When I first joined the industry in 1972, greenskeeping was an art form. My golf course was a canvas filled with the beauty of nature. Over time, science has taken precedence and superintendents have had to adapt – sometimes for the better, sometimes not. But good or bad, I would not eliminate any of the experiences I’ve had over the last 45 years. In fact, I’ve come to appreciate them even more as the years pass.

That’s usually how most of us feel as we get older and begin to contemplate the end of our professional journey.

Planning for the ultimate vacation

I know what you’re thinking: What planning? Most of us are doing everything we can to postpone thinking about that momentous occasion. When you’re young, planning for an event that seems so far away pales in comparison to pressing concerns like raising a family, paying the bills and replacing the water heater. That’s why most of us just keep kicking the retirement can down the road, hoping for a day when it feels more appropriate to plan for retirement. When the children are out of the house, with an education and jobs of their own, that’s when we’ll start funding the retirement account.

Since so many of us get a late start on our savings, here are a few tips for building your nest egg:

  • Be absolutely sure to have your primary residence paid for because it is almost impossible to retire otherwise.
  • Have health insurance concerns covered before you retire because that is a huge, often-unexpected expense.
  • A company-matched 401k should be utilized. Under no circumstances should you let this opportunity pass you by!
  • Individual retirement accounts often provide excellent tax breaks so if you find yourself owing income taxes at year’s end, you should take advantage of this option and keep more of your money for yourself.
  • Stocks, bonds and annuities often offer a higher yield than conventional savings accounts.
  • Consider working toward a second career or simply follow your passion after you retire.

That “second career” idea might sound strange, but the passion you hold could make it a rewarding challenge. After all, who would have thought President George W. Bush would follow his passion for painting? Painting works for him, and his enthusiasm is evident when he speaks about it.

Retirement doesn’t mean you’re at the end of the road. It simply means the highway you were following has reached its destination and it’s time to plan another route – the exciting new path to find your passion.

Leaving on your own terms

Before you leave that last job and begin your retirement, make sure you’re leaving on your own terms.
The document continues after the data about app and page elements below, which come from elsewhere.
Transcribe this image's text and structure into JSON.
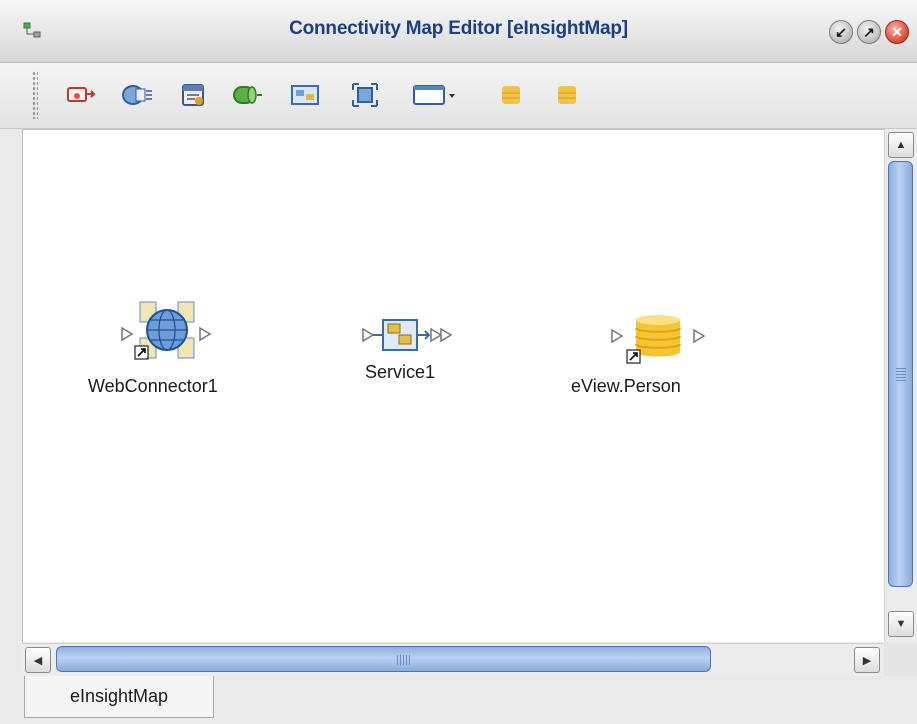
{
  "window": {
    "title": "Connectivity Map Editor [eInsightMap]",
    "controls": [
      "minimize-icon",
      "maximize-icon",
      "close-icon"
    ]
  },
  "toolbar": {
    "tools": [
      {
        "name": "external-application-tool",
        "icon": "external-app-icon"
      },
      {
        "name": "web-service-tool",
        "icon": "web-service-icon"
      },
      {
        "name": "scheduler-tool",
        "icon": "scheduler-icon"
      },
      {
        "name": "topic-queue-tool",
        "icon": "queue-icon"
      },
      {
        "name": "service-tool",
        "icon": "service-icon"
      },
      {
        "name": "composite-tool",
        "icon": "composite-icon"
      },
      {
        "name": "layout-dropdown-tool",
        "icon": "window-dropdown-icon"
      },
      {
        "name": "database-tool-1",
        "icon": "database-icon"
      },
      {
        "name": "database-tool-2",
        "icon": "database-icon"
      }
    ]
  },
  "canvas": {
    "nodes": [
      {
        "id": "webconnector",
        "label": "WebConnector1",
        "icon": "web-connector-icon"
      },
      {
        "id": "service",
        "label": "Service1",
        "icon": "service-icon"
      },
      {
        "id": "eview",
        "label": "eView.Person",
        "icon": "database-icon"
      }
    ]
  },
  "tabs": [
    {
      "label": "eInsightMap",
      "selected": true
    }
  ],
  "colors": {
    "title_text": "#1d3f7e",
    "scroll_thumb": "#9bbbe6",
    "close_button": "#e0553f"
  }
}
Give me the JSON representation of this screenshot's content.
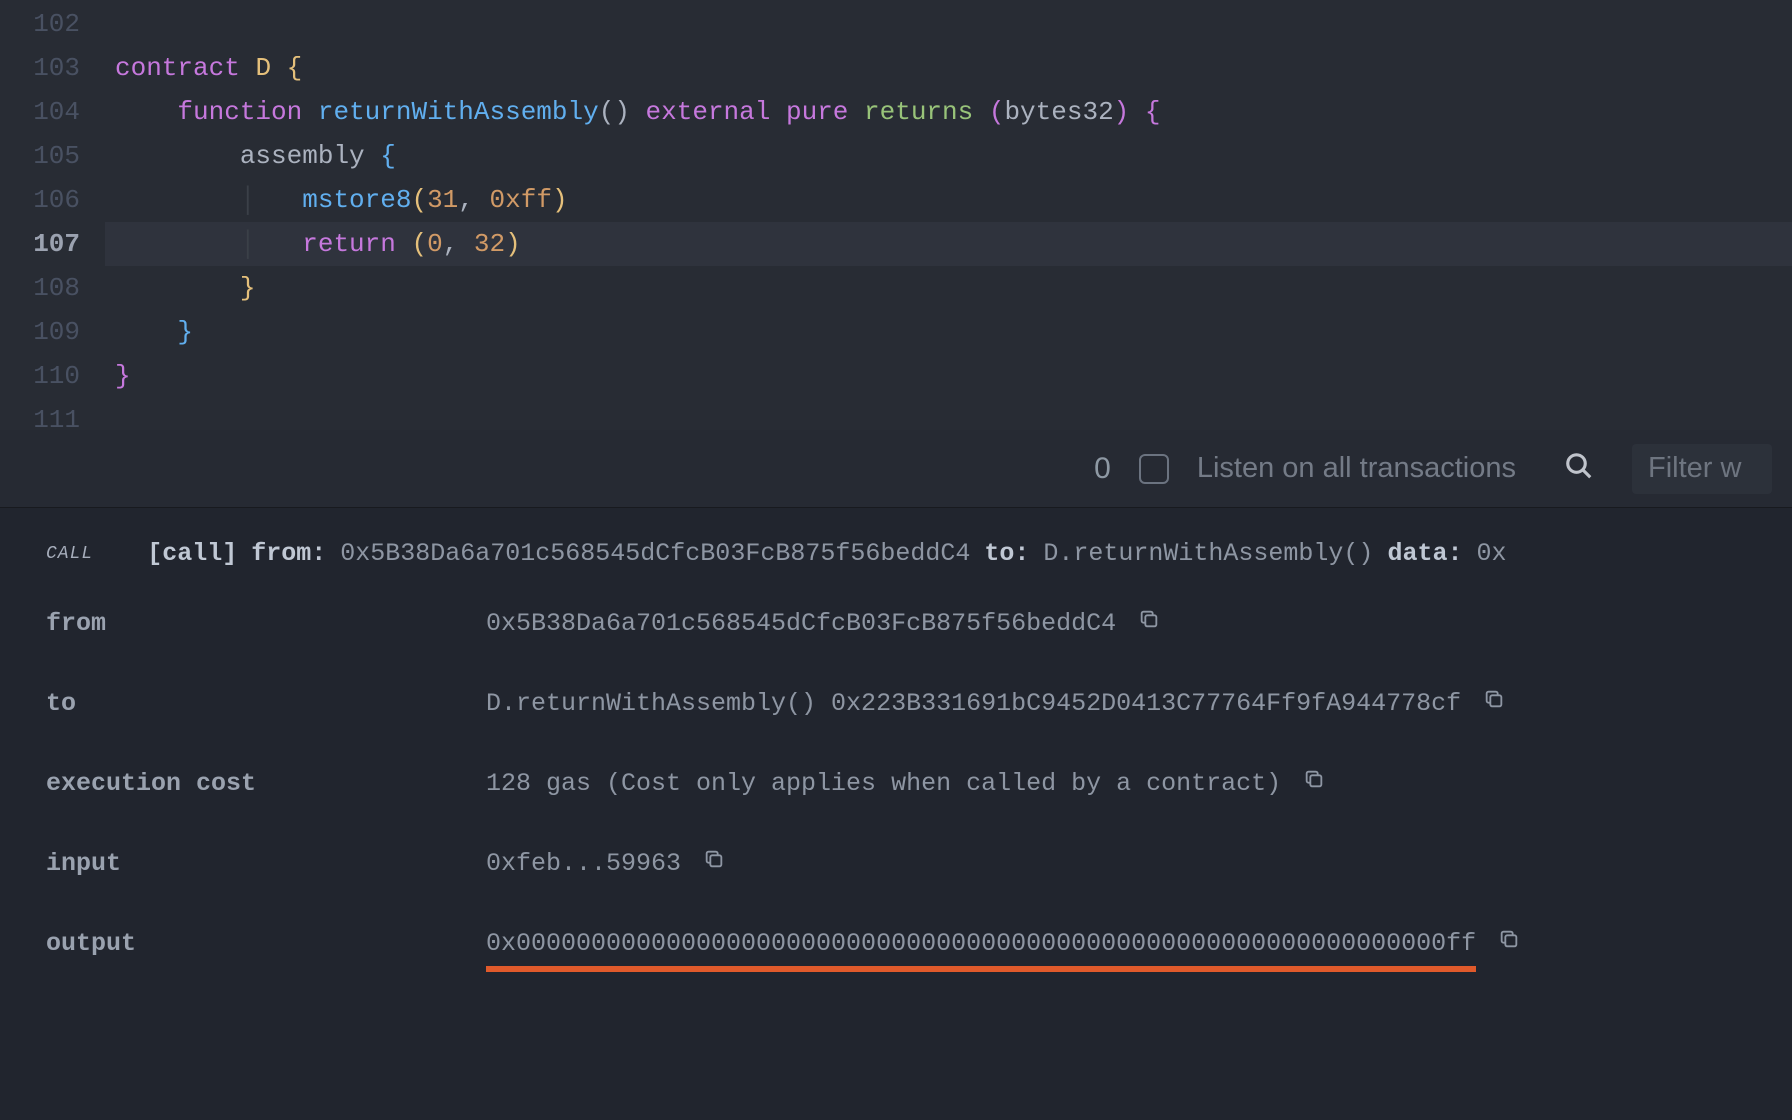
{
  "editor": {
    "active_line": 107,
    "lines": [
      {
        "num": 102,
        "tokens": []
      },
      {
        "num": 103,
        "tokens": [
          {
            "t": "contract",
            "c": "tok-kw"
          },
          {
            "t": " ",
            "c": ""
          },
          {
            "t": "D",
            "c": "tok-name"
          },
          {
            "t": " ",
            "c": ""
          },
          {
            "t": "{",
            "c": "tok-brace-y"
          }
        ]
      },
      {
        "num": 104,
        "tokens": [
          {
            "t": "    ",
            "c": ""
          },
          {
            "t": "function",
            "c": "tok-kw"
          },
          {
            "t": " ",
            "c": ""
          },
          {
            "t": "returnWithAssembly",
            "c": "tok-fn"
          },
          {
            "t": "()",
            "c": "tok-punct"
          },
          {
            "t": " ",
            "c": ""
          },
          {
            "t": "external",
            "c": "tok-kw"
          },
          {
            "t": " ",
            "c": ""
          },
          {
            "t": "pure",
            "c": "tok-kw"
          },
          {
            "t": " ",
            "c": ""
          },
          {
            "t": "returns",
            "c": "tok-type"
          },
          {
            "t": " ",
            "c": ""
          },
          {
            "t": "(",
            "c": "tok-paren-m"
          },
          {
            "t": "bytes32",
            "c": "tok-punct"
          },
          {
            "t": ")",
            "c": "tok-paren-m"
          },
          {
            "t": " ",
            "c": ""
          },
          {
            "t": "{",
            "c": "tok-brace-p"
          }
        ]
      },
      {
        "num": 105,
        "tokens": [
          {
            "t": "        ",
            "c": ""
          },
          {
            "t": "assembly",
            "c": "tok-punct"
          },
          {
            "t": " ",
            "c": ""
          },
          {
            "t": "{",
            "c": "tok-brace-b"
          }
        ]
      },
      {
        "num": 106,
        "tokens": [
          {
            "t": "        ",
            "c": ""
          },
          {
            "t": "│   ",
            "c": "indent-guide"
          },
          {
            "t": "mstore8",
            "c": "tok-fn"
          },
          {
            "t": "(",
            "c": "tok-brace-y"
          },
          {
            "t": "31",
            "c": "tok-num"
          },
          {
            "t": ", ",
            "c": "tok-punct"
          },
          {
            "t": "0xff",
            "c": "tok-num"
          },
          {
            "t": ")",
            "c": "tok-brace-y"
          }
        ]
      },
      {
        "num": 107,
        "highlighted": true,
        "tokens": [
          {
            "t": "        ",
            "c": ""
          },
          {
            "t": "│   ",
            "c": "indent-guide"
          },
          {
            "t": "return",
            "c": "tok-kw"
          },
          {
            "t": " ",
            "c": ""
          },
          {
            "t": "(",
            "c": "tok-brace-y"
          },
          {
            "t": "0",
            "c": "tok-num"
          },
          {
            "t": ", ",
            "c": "tok-punct"
          },
          {
            "t": "32",
            "c": "tok-num"
          },
          {
            "t": ")",
            "c": "tok-brace-y"
          }
        ]
      },
      {
        "num": 108,
        "tokens": [
          {
            "t": "        ",
            "c": ""
          },
          {
            "t": "}",
            "c": "tok-brace-y"
          }
        ]
      },
      {
        "num": 109,
        "tokens": [
          {
            "t": "    ",
            "c": ""
          },
          {
            "t": "}",
            "c": "tok-brace-b"
          }
        ]
      },
      {
        "num": 110,
        "tokens": [
          {
            "t": "}",
            "c": "tok-brace-p"
          }
        ]
      },
      {
        "num": 111,
        "tokens": []
      }
    ]
  },
  "toolbar": {
    "count": "0",
    "listen_label": "Listen on all transactions",
    "filter_placeholder": "Filter w"
  },
  "transaction": {
    "badge": "CALL",
    "summary": {
      "tag": "[call]",
      "from_label": "from:",
      "from": "0x5B38Da6a701c568545dCfcB03FcB875f56beddC4",
      "to_label": "to:",
      "to": "D.returnWithAssembly()",
      "data_label": "data:",
      "data": "0x"
    },
    "details": {
      "from_key": "from",
      "from_val": "0x5B38Da6a701c568545dCfcB03FcB875f56beddC4",
      "to_key": "to",
      "to_val": "D.returnWithAssembly() 0x223B331691bC9452D0413C77764Ff9fA944778cf",
      "cost_key": "execution cost",
      "cost_val": "128 gas (Cost only applies when called by a contract)",
      "input_key": "input",
      "input_val": "0xfeb...59963",
      "output_key": "output",
      "output_val": "0x00000000000000000000000000000000000000000000000000000000000000ff"
    }
  }
}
Don’t allow rumors or hearsay to tell the story.

When I contemplated my own retirement, I placed a copy of my retirement notification in the golf course newsletter and delivered one personally to the CEO, human resources, my supervisor and my staff. I even placed it on the community bulletin board in the clubhouse lobby. I wanted to communicate directly with those that might be unaware of my decision, and I wanted to leave on my own terms.

Throughout my career, I set lofty goals for myself. They weren’t impossible to achieve, but they required significant effort and sacrifice. Once you set your own goals and achieve them through hard work and perseverance, you’ll also feel a great sense of personal satisfaction.

Even once you’re fully committed to your retirement plans, that first step will still be scary. When you step away from your comfort zone and into the great abyss of retirement, your future will suddenly be in your own hands, and not those of your employer.

If your preparations for retirement are sound and all the loose ends are secured, you’ll be ready to take that next step. Your emotions will soar, your body will feel alive, and the daily work commitments you have known for years will slip silently into the pages of time.

Retirement can be the most exciting and fulfilling stage of your life. Some enjoy volunteering while others prefer to travel. Some just like to fish, go boating or spend quality time with family and friends.

Volunteer to do some good for your community or hike nature trails you never had time to explore when you were working. Whatever you choose, happiness should be the result. Even though you might feel less than 100-percent confident in your decision to retire, once you are ready to commit, remember your plan. Be sure you are ready to bow out with grace – and then do it.